Note: The allowed file types are jpg, jpeg, png, and bmp. The maximum file size is 1MB (each photo).
It’s a good thing I have dual citizenship. I submitted the following photos:
- Philippine passport (the page with photo and information)
- Myself while holding and showing the part of Philippine passport with photo and information
Sorry guys, I can’t show a sample of my selfie. I only used my cellphone to take photos so I know you’ll be able to do the same.
Taking photos is the part that took me a lot of time. Well because of the lighting, the feeling of being conscious, and confusion. Why do we need a selfie anyway?
It’s another experience that I found odd. Another experience that I can think of, was when I sign up for PayPilipinas to pay online my MP2 contribution. I had to make an overseas phone call in Philippine time which means staying up late.
Step 5: Check your email for an activation notification. Click the link in the email to log in and reset the password.
How did you do? Were you able to sign up right away?

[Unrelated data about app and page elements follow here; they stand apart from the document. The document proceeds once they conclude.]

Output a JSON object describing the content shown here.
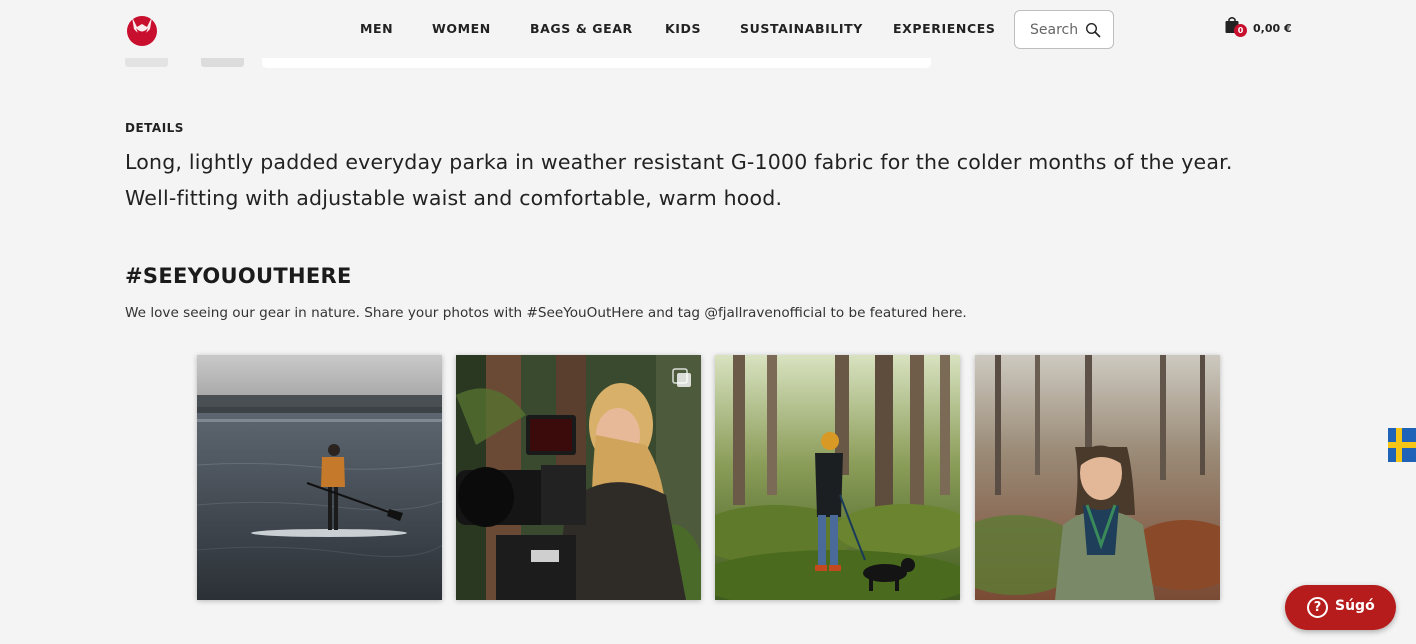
{
  "header": {
    "logo": "fox-logo",
    "nav": [
      {
        "label": "MEN"
      },
      {
        "label": "WOMEN"
      },
      {
        "label": "BAGS & GEAR"
      },
      {
        "label": "KIDS"
      },
      {
        "label": "SUSTAINABILITY"
      },
      {
        "label": "EXPERIENCES"
      }
    ],
    "search": {
      "placeholder": "Search",
      "icon": "search-icon"
    },
    "cart": {
      "count": "0",
      "total": "0,00 €",
      "icon": "shopping-bag-icon"
    }
  },
  "details": {
    "heading": "DETAILS",
    "text": "Long, lightly padded everyday parka in weather resistant G-1000 fabric for the colder months of the year. Well-fitting with adjustable waist and comfortable, warm hood."
  },
  "seeyououthere": {
    "heading": "#SEEYOUOUTHERE",
    "text": "We love seeing our gear in nature. Share your photos with #SeeYouOutHere and tag @fjallravenofficial to be featured here."
  },
  "gallery": [
    {
      "scene": "paddleboarder-on-lake"
    },
    {
      "scene": "woman-with-film-camera",
      "multi_photo_icon": "multiple-photos-icon"
    },
    {
      "scene": "hiker-with-dog-in-forest"
    },
    {
      "scene": "woman-in-autumn-woods"
    }
  ],
  "language_flag": "sweden-flag-icon",
  "help": {
    "label": "Súgó",
    "icon": "question-mark-icon"
  },
  "colors": {
    "background": "#f4f4f4",
    "brand_red": "#b71c1c",
    "logo_red": "#c8102e",
    "text": "#222222"
  }
}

If no, do share in the comment the issues that gets in the way so others can chime in for solutions.
I have an embarrassing secret . . . that I will not tell you. No. No. OK, I will.
It took me three attempts to open a Virtual Pag-IBIG account. My sibling and I were sharing life updates like what happen to our house insurance application. Why our dog with messy hair is gaining weight? Too much lentil, I guessed.
Me culpa. I mixed tsikahan (chatting) and business.
Going back to business, it’s time to find out what are the benefits of signing up on Virtual Pag-IBIG. For OFW is it worth the hassle of getting extra help?
What You Can Do
My wishes for a Virtual Pag-IBIG account is for members to be able to do everything online. Is it possible? Some have been granted so far.
1. Get updates.
- Announcements (eg. where to get discounts using Pag-IBIG Loyalty Card or Loyalty Card Plus)
2. View information and pay online.
- Regular Savings
- Housing Loan
- Multi-Purpose Loan
- Calamity Loan
- Loyalty Card Plus
The payment section is a bit lagging. I wouldn’t pay online for now and will try it next month if the system gets better.
I like the old way of paying my Pag-IBIG regular savings using my credit card. As of this writing the link to that service doesn’t exist anymore. I guessed the Virtual Pag-IBIG is the only way to pay online.
3. Change account password.
Out of the many features, I’ll only use the payment section but I have to put it on hold. For now, I ask favor to my sibling to pay on my behalf to a Pag-IBIG office in the Philippines.
The verdict: I like the simplicity of the user interface but one thing is lacking.
What You Cannot Do
I was disappointed that I cannot download PDF statement of MP2 and Regular Savings.
Sure I can check how much is my contribution, if it reflects my actual contribution.
But I still think it is important to have a downloadable statement like Employee’s Statement of Accumulated Value (ESAV) or a summary of contribution.
Should I request an ESAV through email like I used to do? I can but I am not comfortable to give personal information and identification each time.
The online improvement is a good start and I hope that it will continue to have more necessary features (like PDF).
I will use my online account to pay for Regular Savings and MP2. As for other features, I am not going to apply for loans anytime soon. Someday. Maybe or not.
If you are a Filipino (OFW or not) I encourage you to open a Virtual Pag-IBIG account. It makes paying and checking account information easier regardless of location.
How was your experience in using the website of Virtual Pag-IBIG?
Earl Dieta says
Trying to wrap my head around about this Pag-IBIG thing, what is the benefit of investing here versus putting your saving in Canadian/US market? Note that I don’t have any Philippines accounts other than being a dual citizenship but no Philippines passport.
Pwede Padala Gal says
It’s a matter of preference and diversification. I like to have savings in Canada and in the Philippines; others might prefer to have all their assets in the country of residence. Whatever is the strategy, it should be aligned with the goal in mind for different phases (working, retirement, etc).